It's not that i don't count my vacation vids (or VVs) as 'real' projects though, because based on the effort that goes into them, they're not really homevideos anymore. At best they're polished recollections of various destinations, events and experiences, and at worst they're just snappy music videos. However, for those who have travelled with me and have found themselves watching one of these VVs years later, you'd be hardpressed to find someone who wouldn't agree that the video became an essential piece of memorabilia in giving face to the experience. Better yet, with the varied soundtracks, it hasn't been uncommon for people to tell me that they'd hear a song on the radio and remember the place it was used in the video. Of course, this is a little bit of shameless promotion, but it's positive feedback like this, that proves the VVs are more than just masturbational endevours (even though they may start out as such).

Most recently i completed Rushmore, shot at the beginning of May on a road trip to Mount Rushmore and the surrounding area. Now we've likely all taken in the view of the open countryside from the passenger seat, but armed with my camera and a few hours of tape i captured a lot of scenery. It wasn't until i was back home that i realized how much i could do with the footage. Snappy editing between locales reveals a landscape of changing colour, texture and size. You can't really 'document' the trip the way you experience it, but the fun of it for me is trying to create that sensation of discovery by building up to what the audience expects to see. On the rushmore trip it was timelapsing the landscape to physically contrast the change on the drive down. In Vegas it was a buildup to a night landing showing the glowing strip from the seat of the plane. In California it was a series of long steady zoom outs from the beach, hollywood blvd, and amusement parks to reveal the energy and life of the locales. Like all my projects, seeing people react to them is the best part. And when someone can get excited about the way you organize images, and in turn, relate the project to their own experience or vacation without being there, it becomes more than just pictures of the place you've been. It becomes a conversation starter, something to share and reminisce over, and perhaps more than just a still photo, encourages a more immediate emotional response.

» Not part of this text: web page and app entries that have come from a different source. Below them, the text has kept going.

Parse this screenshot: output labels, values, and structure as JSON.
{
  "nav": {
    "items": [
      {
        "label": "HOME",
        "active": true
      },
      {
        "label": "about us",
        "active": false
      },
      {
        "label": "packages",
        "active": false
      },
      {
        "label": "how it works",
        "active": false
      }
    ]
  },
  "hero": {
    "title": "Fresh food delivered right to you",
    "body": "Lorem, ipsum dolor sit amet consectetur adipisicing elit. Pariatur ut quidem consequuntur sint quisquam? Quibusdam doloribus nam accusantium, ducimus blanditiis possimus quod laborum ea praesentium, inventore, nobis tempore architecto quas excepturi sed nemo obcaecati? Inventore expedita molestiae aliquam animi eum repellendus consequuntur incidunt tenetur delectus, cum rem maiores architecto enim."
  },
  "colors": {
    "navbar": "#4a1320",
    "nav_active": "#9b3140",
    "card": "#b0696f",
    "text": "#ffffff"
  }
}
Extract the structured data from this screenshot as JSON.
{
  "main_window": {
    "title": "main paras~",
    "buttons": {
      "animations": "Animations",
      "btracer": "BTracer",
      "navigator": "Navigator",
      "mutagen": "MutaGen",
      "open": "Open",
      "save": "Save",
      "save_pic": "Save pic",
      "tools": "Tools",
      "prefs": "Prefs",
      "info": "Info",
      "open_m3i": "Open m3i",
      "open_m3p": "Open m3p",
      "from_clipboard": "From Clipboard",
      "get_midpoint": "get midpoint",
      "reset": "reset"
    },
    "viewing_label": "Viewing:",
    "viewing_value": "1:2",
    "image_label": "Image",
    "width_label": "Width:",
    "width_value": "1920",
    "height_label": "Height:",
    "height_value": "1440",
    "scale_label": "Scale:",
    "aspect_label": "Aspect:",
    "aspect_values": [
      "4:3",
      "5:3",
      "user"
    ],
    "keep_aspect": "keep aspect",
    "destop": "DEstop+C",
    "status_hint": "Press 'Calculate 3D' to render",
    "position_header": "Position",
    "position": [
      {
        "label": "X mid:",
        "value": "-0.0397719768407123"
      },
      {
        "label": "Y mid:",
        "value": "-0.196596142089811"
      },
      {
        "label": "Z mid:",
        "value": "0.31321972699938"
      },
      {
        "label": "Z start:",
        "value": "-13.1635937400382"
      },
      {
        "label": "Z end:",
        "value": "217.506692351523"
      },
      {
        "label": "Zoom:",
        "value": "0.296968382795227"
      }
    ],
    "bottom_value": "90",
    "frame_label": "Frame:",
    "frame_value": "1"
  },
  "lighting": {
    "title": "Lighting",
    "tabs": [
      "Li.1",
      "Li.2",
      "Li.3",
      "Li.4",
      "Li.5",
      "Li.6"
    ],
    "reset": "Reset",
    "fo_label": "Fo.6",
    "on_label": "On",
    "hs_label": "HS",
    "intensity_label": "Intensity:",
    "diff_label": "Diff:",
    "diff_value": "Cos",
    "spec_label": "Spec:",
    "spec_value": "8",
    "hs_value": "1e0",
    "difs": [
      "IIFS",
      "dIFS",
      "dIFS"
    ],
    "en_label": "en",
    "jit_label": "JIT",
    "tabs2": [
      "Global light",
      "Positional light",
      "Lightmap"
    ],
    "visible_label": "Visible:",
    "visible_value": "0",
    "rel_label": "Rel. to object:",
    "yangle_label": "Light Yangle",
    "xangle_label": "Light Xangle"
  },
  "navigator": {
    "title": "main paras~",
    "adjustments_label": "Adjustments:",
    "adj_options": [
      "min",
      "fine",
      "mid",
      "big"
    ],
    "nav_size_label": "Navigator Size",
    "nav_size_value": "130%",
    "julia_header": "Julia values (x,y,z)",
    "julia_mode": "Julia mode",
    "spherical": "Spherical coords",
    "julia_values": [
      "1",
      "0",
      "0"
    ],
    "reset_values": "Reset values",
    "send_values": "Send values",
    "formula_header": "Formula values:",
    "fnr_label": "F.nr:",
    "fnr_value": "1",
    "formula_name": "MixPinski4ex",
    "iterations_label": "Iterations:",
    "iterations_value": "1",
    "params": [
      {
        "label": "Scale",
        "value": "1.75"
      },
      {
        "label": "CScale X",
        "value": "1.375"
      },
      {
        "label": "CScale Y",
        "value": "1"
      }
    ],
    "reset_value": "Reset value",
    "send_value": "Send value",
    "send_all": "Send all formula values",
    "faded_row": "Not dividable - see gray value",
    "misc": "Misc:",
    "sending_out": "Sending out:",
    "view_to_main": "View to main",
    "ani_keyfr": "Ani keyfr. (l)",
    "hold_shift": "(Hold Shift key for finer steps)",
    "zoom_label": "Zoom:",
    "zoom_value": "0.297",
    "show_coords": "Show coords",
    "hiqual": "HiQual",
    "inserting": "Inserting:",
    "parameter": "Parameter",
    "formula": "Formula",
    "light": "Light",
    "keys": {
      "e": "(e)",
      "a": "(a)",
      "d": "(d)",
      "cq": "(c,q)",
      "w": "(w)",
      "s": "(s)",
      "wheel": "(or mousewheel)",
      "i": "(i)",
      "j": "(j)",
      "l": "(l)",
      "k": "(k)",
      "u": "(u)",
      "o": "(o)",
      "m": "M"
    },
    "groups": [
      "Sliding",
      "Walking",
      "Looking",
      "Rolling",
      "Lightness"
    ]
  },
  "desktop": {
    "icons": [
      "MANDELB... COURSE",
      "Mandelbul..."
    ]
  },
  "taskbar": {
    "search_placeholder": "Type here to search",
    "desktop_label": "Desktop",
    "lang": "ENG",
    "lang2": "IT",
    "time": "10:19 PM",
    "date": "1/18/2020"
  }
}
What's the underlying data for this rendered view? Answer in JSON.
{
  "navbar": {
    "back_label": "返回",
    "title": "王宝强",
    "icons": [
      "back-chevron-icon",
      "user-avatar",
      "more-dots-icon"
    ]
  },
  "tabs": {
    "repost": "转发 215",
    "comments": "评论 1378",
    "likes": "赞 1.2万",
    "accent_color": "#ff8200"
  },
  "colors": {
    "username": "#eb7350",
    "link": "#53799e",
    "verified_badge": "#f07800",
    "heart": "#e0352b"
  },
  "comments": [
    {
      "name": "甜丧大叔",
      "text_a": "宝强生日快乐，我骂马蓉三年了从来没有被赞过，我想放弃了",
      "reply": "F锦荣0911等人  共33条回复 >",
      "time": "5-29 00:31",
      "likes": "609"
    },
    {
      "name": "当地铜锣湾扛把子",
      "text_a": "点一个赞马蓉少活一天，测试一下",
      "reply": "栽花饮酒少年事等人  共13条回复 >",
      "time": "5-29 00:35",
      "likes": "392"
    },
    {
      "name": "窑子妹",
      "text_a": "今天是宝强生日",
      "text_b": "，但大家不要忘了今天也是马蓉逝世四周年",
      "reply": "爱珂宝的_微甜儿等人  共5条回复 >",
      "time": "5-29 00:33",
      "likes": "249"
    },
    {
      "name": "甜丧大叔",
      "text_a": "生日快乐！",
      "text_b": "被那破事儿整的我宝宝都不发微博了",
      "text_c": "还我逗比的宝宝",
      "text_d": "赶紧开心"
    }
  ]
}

So here's hoping the trend can continue. Rushmore: The 2007 Road Trip is complete and i can't wait to share it. Of course, i'd love to see any videos or pictures that any of you have taken on your trips. Since i've used up all my money and won't be travelling for a while, it's the next best thing to being there, haha. I can't deny it though, after a month of editing this last project it's great to move on to something new.

Here's a preview from Rushmore.